According to a CNN report, ‘millennials’ are defined as individuals born between 1981 to1996, ageing from 24 to 39 years old today. They represent a quarter of Singapore’s population and have a place in almost every organisation. Whilst the previous generations worked hard to survive financially, the millennials of today are backed by the stability of their parents’ provisions and are focussing on pursuing a career that incentivises with more than just money. It is a common misconception worldwide that millennials are disloyal, impatient, materialistic and over-confident. This was further reiterated in the nationwide survey conducted in CNA Insider’s documentary: Regardless of Generation. While this can be disheartening to hear, it is important that millennials recognise their value and worth. Once they are confident in what they have to offer, they are quicker to lend a hand in an area they know best. Moving beyond popular opinions, let us take a closer look realistically at how millennials fare in the working world and how their unique qualities can be a potential asset for an organisation.
Millennials Are Digitally-Savvy
When it comes to learning the latest features on Instagram or finding the best app to use in your next presentation, digitally-savvy millennials are your ‘first responders’, if you will. After- all, they are the first generation to spend a bulk of their developmental years browsing the internet and smart gadgets for extended periods of time. How can you use this to benefit your organisation? If this world pandemic has taught us anything, it is that technology is crucial for a business to survive. By tapping on your human resources (which includes manpower), competent millennials aid as online guides for an organisation to scale heights in the technology department. Whether it is coming up with a Kahoot quiz to make your next presentation more interactive during this ‘Work From Home’ (WFH) period or building an online social presence for your organisation, your company will be in good hands. Millennials may be called overconfident but many of them certainly know what they are doing and might be carrying the solution to your online problems.
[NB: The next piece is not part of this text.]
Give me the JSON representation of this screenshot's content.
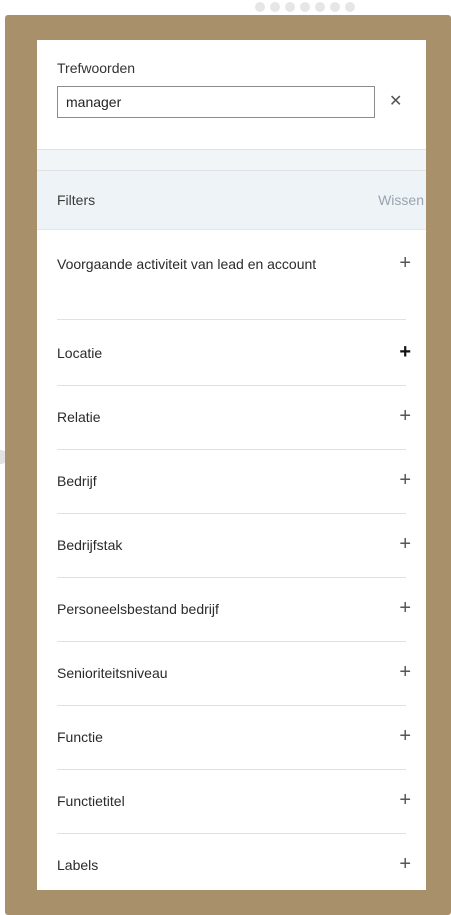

Millennials Are Change Seekers
People often view millennials’ need for change as ‘disloyalty’. However, they are wired to constantly strive to better themselves and expand their skill set. This includes the desire to actively improve and climb within an organisation. IBM’s Institute for Business Value’s report titled “Myths, Exaggerations and Uncomfortable Truths: The Real Story Behind Millennials in the Workplace”, showed that 20 percent of millennials’ long term goal is to be an expert in their field, five percent more than baby boomers. Most millennials job hop if they feel their organisation no longer provides them with opportunities to grow. By feeling valued for their efforts to expand a business and receiving the promotion they deserve, a millennial is more likely to stay interested. Hence, if you are a working millennial feeling under-challenged, be bold and request to be sent for workshops to further refine skills that will provide your organisation with a competitive edge whilst feeding your desire for professional growth. It’s a win-win for both!
Millennials Are Self-Starters
Another beauty of millennials is their ability to reinvent a cookie-cutter method of doing things and value-add to an existing method. Why? Because they do not settle for just ‘good’, when there is an opportunity to be great. Most millennials are also competitive and know not to follow the status quo in order to thrive. They are constantly working their creative juices to churn out unconventional ideas. The Essence of Enterprise 2017 re- port revealed that 49 percent of Singaporean millennial entrepreneurs do not come from family businesses and only 8 percent stated that their wealth came from inheritance or family wealth. Compared to international millennials, Singaporean millennials are far more self-reliant. Hence, if you are a working millennial, do not hesitate to share unconventional ideas. You might just come up with the next big idea to get 10 steps ahead of your competitors. In Buro’s article on Singapore’s creative millennials moving overseas, three millennials who are searching for overseas opportunities cited that working overseas is more desirable as it often promises a more creative work environment and experience. One shared in the article that her work experience in Melbourne is “nurturing and challenging”, whereas, in Singapore, she often struggled to voice her opinions. . Another found that there was a lack of creative freedom in Singapore. This is telling of millennials’ desire to be in an environment that allows them to shine creatively, ditching the traditional methods when they become outdated.
It is no secret that the future working population will be infiltrat- ed by masses of millennials. At the end of the day, millennials or not, should always sit down with your supervisors to discuss your current job satisfaction and how the organisation can meet your goals, that will encourage you to stay in the company and fulfill your needs. Setting one to one conversations with your managers and discussing opportunities to meet your goals that will benefit your organisation. Attend workshops and request for overseas secondments. Employees with a growth mindset should crave and seek experiences to better themselves.
Millennials are not who we presume them to be and have a lot more to bring to the table when given a chance. They have grit, know their goals and will do what it takes to achieve it. If your organisation does not take care of you, someone else will. They can count that you will bloom where you are planted.